FRANKFORT, Ky. (WHAS11) — The Kentucky Court of Appeals ruled Friday that Crystal Rogers' son can no longer see his grandmother, Sherry Ballard.
The six-year-old boy has spent alternating weekends with Ballard since she and her late husband Tommy filed a petition for grandparent visitation the month Rogers went missing in July 2015. Ballard's husband was later shot and killed in November 2016.
Brooks Houck, the boy's father, is his primary guardian while Rogers' children without Houck live with Ballard. Ballard has been outspoken about her belief that Houck had something to do with Rogers' death, and Houck is the only suspect named in his partner's disappearance.
Despite animosity between Houck and Ballard, and Houck's insistence that visits with Ballard will hurt his relationship with his son, the court ruled that Rogers' son could spend alternating weekends with Ballard because “[t]he potential benefit to [the son] in having contact with a loving grandmother who has been such a significant part of his life and contact with his older siblings, outweighs the potential for detriments of visitation."
Houck, however, appealed the decision, arguing that the visitations will bring hostility into his relationship with his son and that the court did not fairly assess Ballard in their decision.
Houck testified that Ballard harassed him and his girlfriend both online and in person, and has had a negative impact on his relationship with his son.
Houck stated that his son "is extremely accusatory, asking him 'what did you do to my mommy,' and that 'everyone wants to know.”
The three-judge panel agreed with Houck, concluding that there has been a negative impact on Houck's relationship with his son since spending time with Ballard.
"The evidence herein unquestionably establishes that the relationship between the parties is plagued by acrimony and that the hostility between them is unlikely to abate," the panel said in their conclusion.

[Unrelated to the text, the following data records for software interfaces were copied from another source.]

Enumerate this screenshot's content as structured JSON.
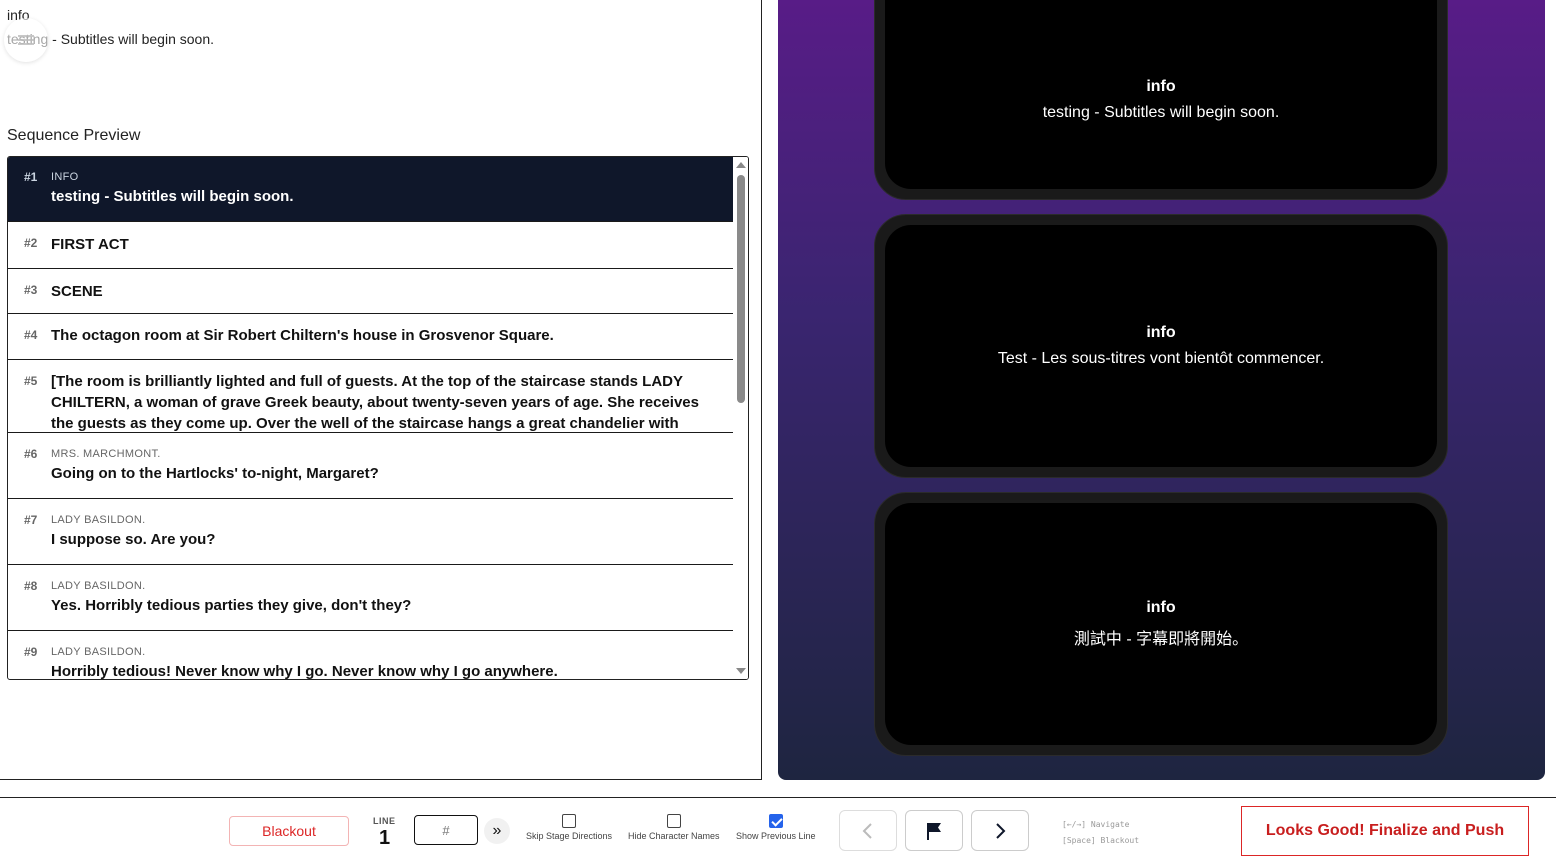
{
  "current": {
    "label": "info",
    "text": "testing - Subtitles will begin soon."
  },
  "sequence": {
    "title": "Sequence Preview",
    "items": [
      {
        "num": "#1",
        "speaker": "INFO",
        "text": "testing - Subtitles will begin soon.",
        "active": true
      },
      {
        "num": "#2",
        "speaker": "",
        "text": "FIRST ACT"
      },
      {
        "num": "#3",
        "speaker": "",
        "text": "SCENE"
      },
      {
        "num": "#4",
        "speaker": "",
        "text": "The octagon room at Sir Robert Chiltern's house in Grosvenor Square."
      },
      {
        "num": "#5",
        "speaker": "",
        "text": "[The room is brilliantly lighted and full of guests. At the top of the staircase stands LADY CHILTERN, a woman of grave Greek beauty, about twenty-seven years of age. She receives the guests as they come up. Over the well of the staircase hangs a great chandelier with"
      },
      {
        "num": "#6",
        "speaker": "MRS. MARCHMONT.",
        "text": "Going on to the Hartlocks' to-night, Margaret?"
      },
      {
        "num": "#7",
        "speaker": "LADY BASILDON.",
        "text": "I suppose so. Are you?"
      },
      {
        "num": "#8",
        "speaker": "LADY BASILDON.",
        "text": "Yes. Horribly tedious parties they give, don't they?"
      },
      {
        "num": "#9",
        "speaker": "LADY BASILDON.",
        "text": "Horribly tedious! Never know why I go. Never know why I go anywhere."
      }
    ]
  },
  "previews": [
    {
      "title": "info",
      "text": "testing - Subtitles will begin soon."
    },
    {
      "title": "info",
      "text": "Test - Les sous-titres vont bientôt commencer."
    },
    {
      "title": "info",
      "text": "測試中 - 字幕即將開始。"
    }
  ],
  "controls": {
    "blackout_label": "Blackout",
    "line_label": "LINE",
    "line_value": "1",
    "jump_placeholder": "#",
    "jump_icon": "»",
    "skip_stage_label": "Skip Stage Directions",
    "skip_stage_checked": false,
    "hide_names_label": "Hide Character Names",
    "hide_names_checked": false,
    "show_prev_label": "Show Previous Line",
    "show_prev_checked": true,
    "hint_navigate": "[←/→] Navigate",
    "hint_blackout": "[Space] Blackout",
    "finalize_label": "Looks Good! Finalize and Push"
  }
}
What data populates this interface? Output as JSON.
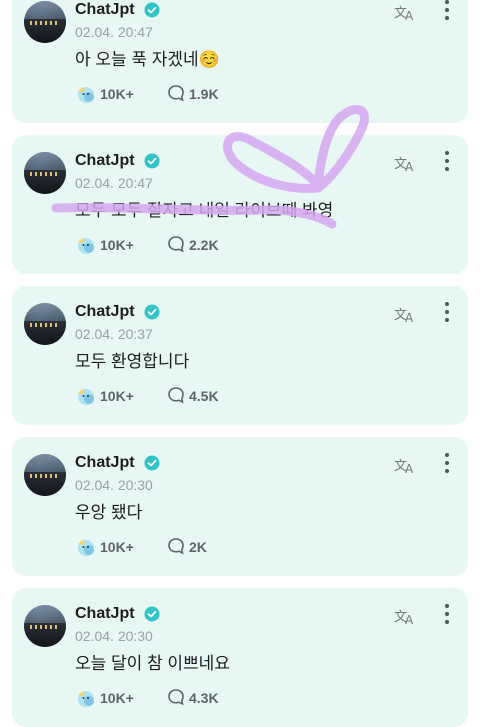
{
  "posts": [
    {
      "author": "ChatJpt",
      "timestamp": "02.04. 20:47",
      "message": "아 오늘 푹 자겠네☺️",
      "reactions": "10K+",
      "comments": "1.9K"
    },
    {
      "author": "ChatJpt",
      "timestamp": "02.04. 20:47",
      "message": "모두 모두 잘자고 내일 라이브때 봐영",
      "reactions": "10K+",
      "comments": "2.2K"
    },
    {
      "author": "ChatJpt",
      "timestamp": "02.04. 20:37",
      "message": "모두 환영합니다",
      "reactions": "10K+",
      "comments": "4.5K"
    },
    {
      "author": "ChatJpt",
      "timestamp": "02.04. 20:30",
      "message": "우앙 됐다",
      "reactions": "10K+",
      "comments": "2K"
    },
    {
      "author": "ChatJpt",
      "timestamp": "02.04. 20:30",
      "message": "오늘 달이 참 이쁘네요",
      "reactions": "10K+",
      "comments": "4.3K"
    }
  ],
  "colors": {
    "card_background": "#e7f7f3",
    "verified_badge": "#2ec4c9",
    "highlight_scribble": "#d6a6f0"
  },
  "icons": {
    "verified": "verified-badge-icon",
    "translate": "translate-icon",
    "more": "more-vertical-icon",
    "reaction": "reaction-emoji-icon",
    "comment": "comment-bubble-icon"
  }
}
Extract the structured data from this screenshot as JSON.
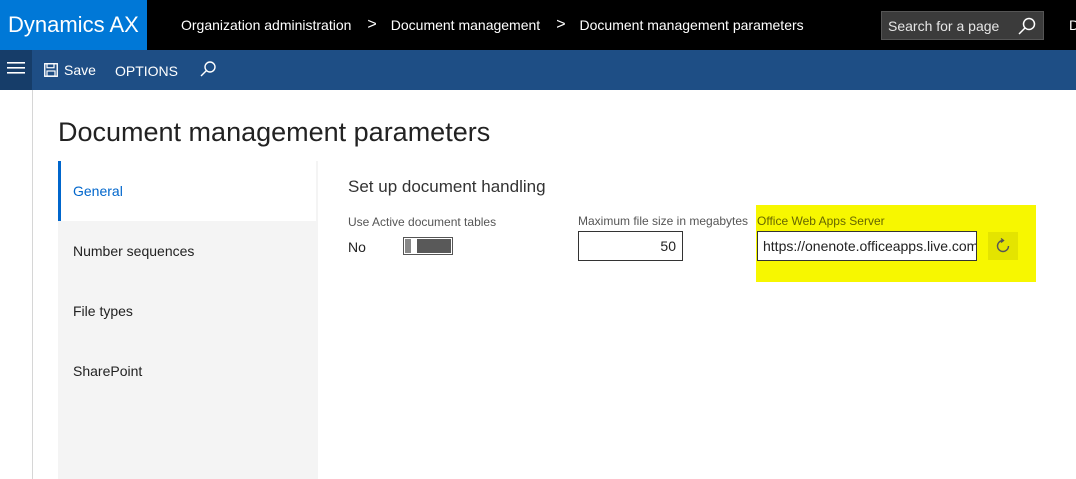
{
  "app": {
    "title": "Dynamics AX"
  },
  "breadcrumb": {
    "items": [
      "Organization administration",
      "Document management",
      "Document management parameters"
    ],
    "separator": ">"
  },
  "search": {
    "placeholder": "Search for a page"
  },
  "topbar_tail": "D",
  "actionbar": {
    "save_label": "Save",
    "options_label": "OPTIONS"
  },
  "page": {
    "title": "Document management parameters"
  },
  "nav": {
    "items": [
      {
        "label": "General",
        "active": true
      },
      {
        "label": "Number sequences",
        "active": false
      },
      {
        "label": "File types",
        "active": false
      },
      {
        "label": "SharePoint",
        "active": false
      }
    ]
  },
  "section": {
    "title": "Set up document handling",
    "active_doc_tables": {
      "label": "Use Active document tables",
      "value": "No"
    },
    "max_file_size": {
      "label": "Maximum file size in megabytes",
      "value": "50"
    },
    "office_web_apps": {
      "label": "Office Web Apps Server",
      "value": "https://onenote.officeapps.live.com"
    }
  },
  "colors": {
    "brand": "#0078d7",
    "actionbar": "#1e4e85",
    "highlight": "#f7f700",
    "link": "#0066cc"
  }
}
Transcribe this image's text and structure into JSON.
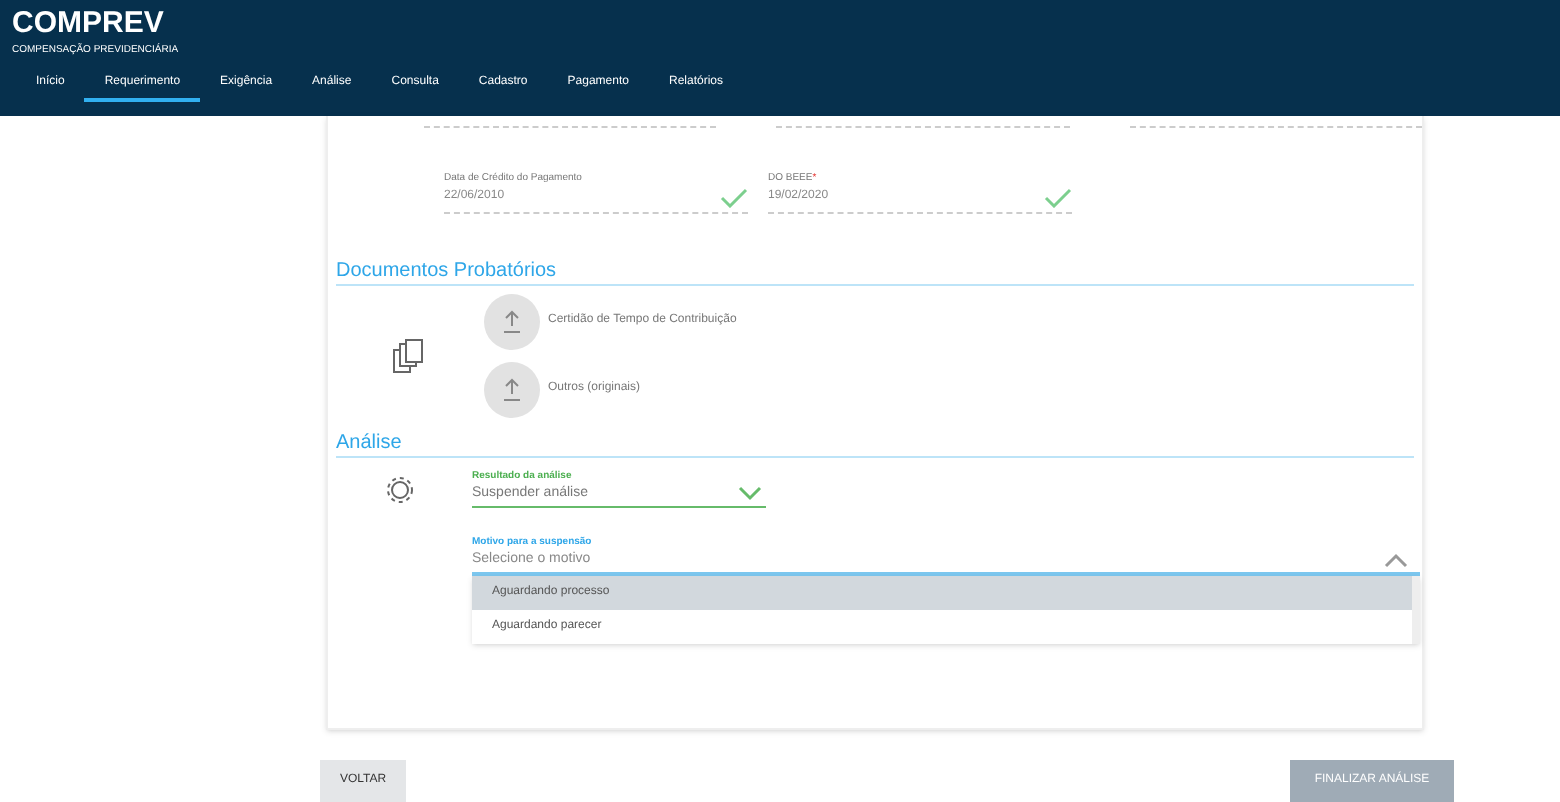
{
  "header": {
    "logo": "COMPREV",
    "subtitle": "COMPENSAÇÃO PREVIDENCIÁRIA"
  },
  "nav": [
    {
      "label": "Início",
      "selected": false
    },
    {
      "label": "Requerimento",
      "selected": true
    },
    {
      "label": "Exigência",
      "selected": false
    },
    {
      "label": "Análise",
      "selected": false
    },
    {
      "label": "Consulta",
      "selected": false
    },
    {
      "label": "Cadastro",
      "selected": false
    },
    {
      "label": "Pagamento",
      "selected": false
    },
    {
      "label": "Relatórios",
      "selected": false
    }
  ],
  "fields": [
    {
      "label": "Data de Crédito do Pagamento",
      "value": "22/06/2010",
      "valid": true
    },
    {
      "label": "DO BEEE",
      "value": "19/02/2020",
      "required_mark": "*",
      "valid": true
    }
  ],
  "documents": {
    "title": "Documentos Probatórios",
    "items": [
      {
        "label": "Certidão de Tempo de Contribuição"
      },
      {
        "label": "Outros (originais)"
      }
    ]
  },
  "analysis": {
    "title": "Análise",
    "result": {
      "label": "Resultado da análise",
      "value": "Suspender análise"
    },
    "reason": {
      "label": "Motivo para a suspensão",
      "placeholder": "Selecione o motivo",
      "expanded": true,
      "options": [
        {
          "label": "Aguardando processo",
          "selected": true
        },
        {
          "label": "Aguardando parecer",
          "selected": false
        }
      ]
    }
  },
  "buttons": [
    {
      "label": "VOLTAR",
      "disabled": false
    },
    {
      "label": "FINALIZAR ANÁLISE",
      "disabled": true
    }
  ]
}
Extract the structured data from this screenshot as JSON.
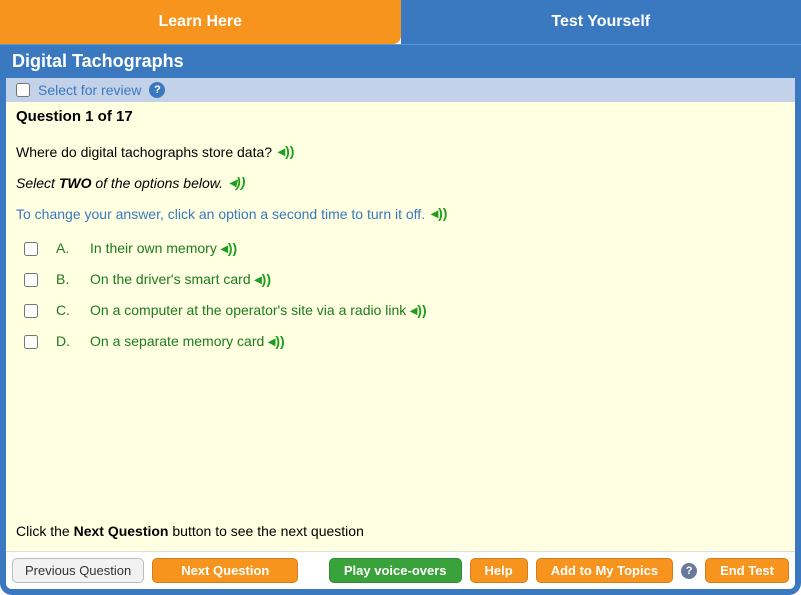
{
  "tabs": {
    "learn": "Learn Here",
    "test": "Test Yourself"
  },
  "section_title": "Digital Tachographs",
  "review": {
    "label": "Select for review"
  },
  "question": {
    "number_label": "Question 1 of 17",
    "text": "Where do digital tachographs store data?",
    "instruction_prefix": "Select ",
    "instruction_bold": "TWO",
    "instruction_suffix": " of the options below.",
    "change_hint": "To change your answer, click an option a second time to turn it off.",
    "options": [
      {
        "letter": "A.",
        "text": "In their own memory"
      },
      {
        "letter": "B.",
        "text": "On the driver's smart card"
      },
      {
        "letter": "C.",
        "text": "On a computer at the operator's site via a radio link"
      },
      {
        "letter": "D.",
        "text": "On a separate memory card"
      }
    ]
  },
  "footer_hint_prefix": "Click the ",
  "footer_hint_bold": "Next Question",
  "footer_hint_suffix": " button to see the next question",
  "buttons": {
    "previous": "Previous Question",
    "next": "Next Question",
    "play": "Play voice-overs",
    "help": "Help",
    "add": "Add to My Topics",
    "end": "End Test"
  },
  "icons": {
    "audio": "◂))",
    "question_mark": "?"
  }
}
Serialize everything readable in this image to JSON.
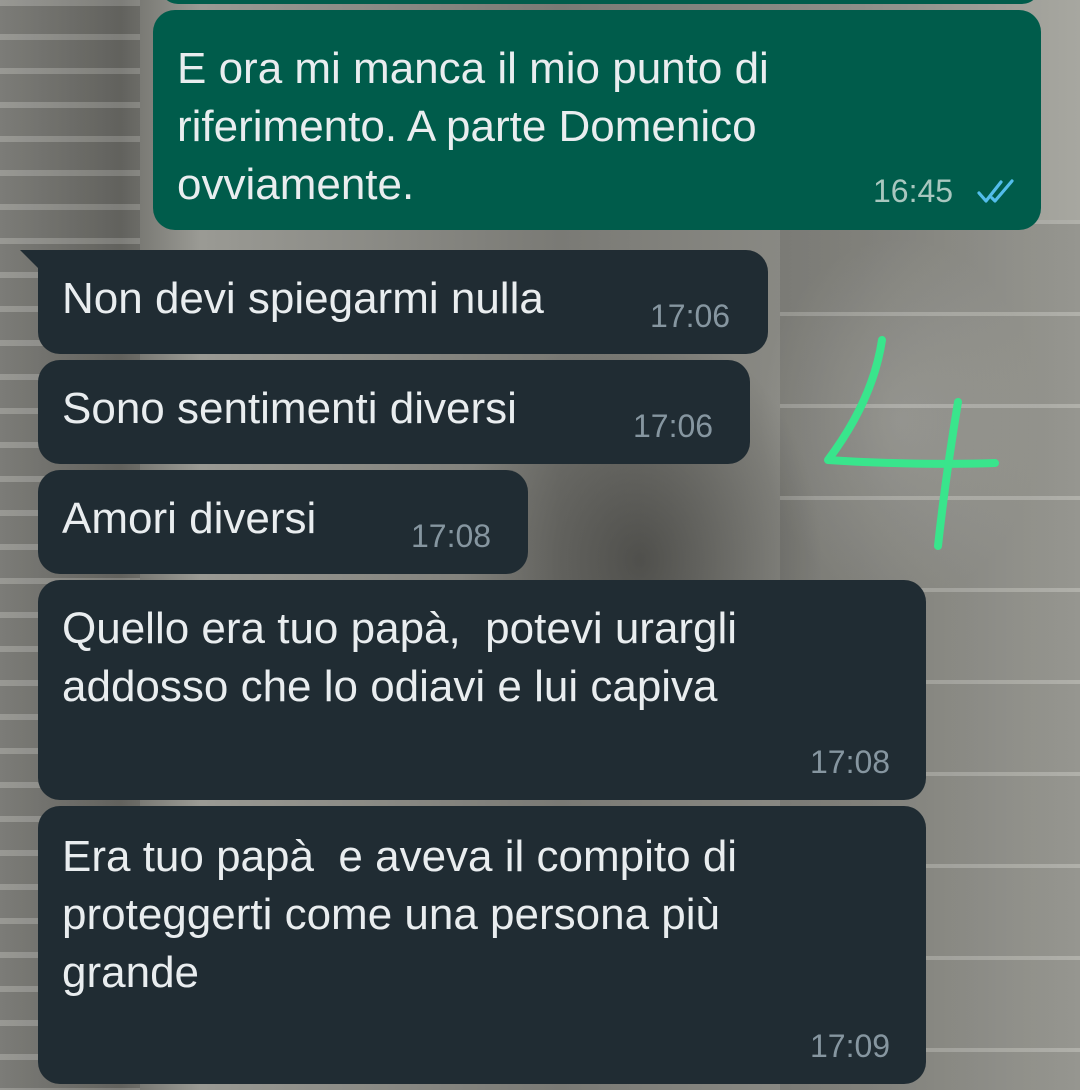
{
  "messages": [
    {
      "direction": "outgoing",
      "text": "E ora mi manca il mio punto di\nriferimento. A parte Domenico\novviamente.",
      "time": "16:45",
      "status": "read-double-check"
    },
    {
      "direction": "incoming",
      "text": "Non devi spiegarmi nulla",
      "time": "17:06"
    },
    {
      "direction": "incoming",
      "text": "Sono sentimenti diversi",
      "time": "17:06"
    },
    {
      "direction": "incoming",
      "text": "Amori diversi",
      "time": "17:08"
    },
    {
      "direction": "incoming",
      "text": "Quello era tuo papà,  potevi urargli\naddosso che lo odiavi e lui capiva",
      "time": "17:08"
    },
    {
      "direction": "incoming",
      "text": "Era tuo papà  e aveva il compito di\nproteggerti come una persona più\ngrande",
      "time": "17:09"
    }
  ],
  "annotation": {
    "text": "4",
    "color": "#39e58c"
  },
  "colors": {
    "outgoing_bubble": "#005c4b",
    "incoming_bubble": "#202c33",
    "read_tick": "#53bdeb"
  }
}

The court sent the case back to the judge, saying there needs to be another hearing that applies the "appropriate standard" to determine visitation rights.
Ballard told WHAS11 she cannot comment on the decision.